**Exercise aim**
Locate each line in the records containing "JSON". Copy it.

=== Begin Enclosure ===

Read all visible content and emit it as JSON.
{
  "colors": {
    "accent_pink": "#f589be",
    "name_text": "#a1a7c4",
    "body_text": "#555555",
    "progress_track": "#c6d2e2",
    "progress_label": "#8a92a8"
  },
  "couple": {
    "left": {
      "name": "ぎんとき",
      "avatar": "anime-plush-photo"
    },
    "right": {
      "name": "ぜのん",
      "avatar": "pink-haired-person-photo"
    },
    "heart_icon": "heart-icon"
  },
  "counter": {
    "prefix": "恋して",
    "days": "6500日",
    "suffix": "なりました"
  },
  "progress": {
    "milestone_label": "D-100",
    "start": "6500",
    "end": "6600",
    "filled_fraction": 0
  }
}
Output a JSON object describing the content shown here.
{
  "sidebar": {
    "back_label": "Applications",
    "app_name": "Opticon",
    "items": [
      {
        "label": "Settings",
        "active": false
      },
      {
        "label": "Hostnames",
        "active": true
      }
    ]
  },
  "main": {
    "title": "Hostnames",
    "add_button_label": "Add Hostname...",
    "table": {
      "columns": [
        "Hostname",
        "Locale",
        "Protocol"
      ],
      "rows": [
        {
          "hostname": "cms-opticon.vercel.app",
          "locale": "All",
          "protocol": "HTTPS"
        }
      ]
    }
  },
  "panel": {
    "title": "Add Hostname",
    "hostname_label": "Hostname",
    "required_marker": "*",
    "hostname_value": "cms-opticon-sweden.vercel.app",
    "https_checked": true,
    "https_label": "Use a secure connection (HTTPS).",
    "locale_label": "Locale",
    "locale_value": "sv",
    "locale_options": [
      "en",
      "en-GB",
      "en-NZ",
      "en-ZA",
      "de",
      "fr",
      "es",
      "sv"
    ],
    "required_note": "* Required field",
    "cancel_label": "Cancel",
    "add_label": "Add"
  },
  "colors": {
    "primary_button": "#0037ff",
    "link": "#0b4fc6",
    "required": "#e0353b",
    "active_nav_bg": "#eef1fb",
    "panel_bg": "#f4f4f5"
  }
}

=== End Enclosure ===

**Response area**
Read all visible content and emit it as JSON.
Output a JSON object describing the content shown here.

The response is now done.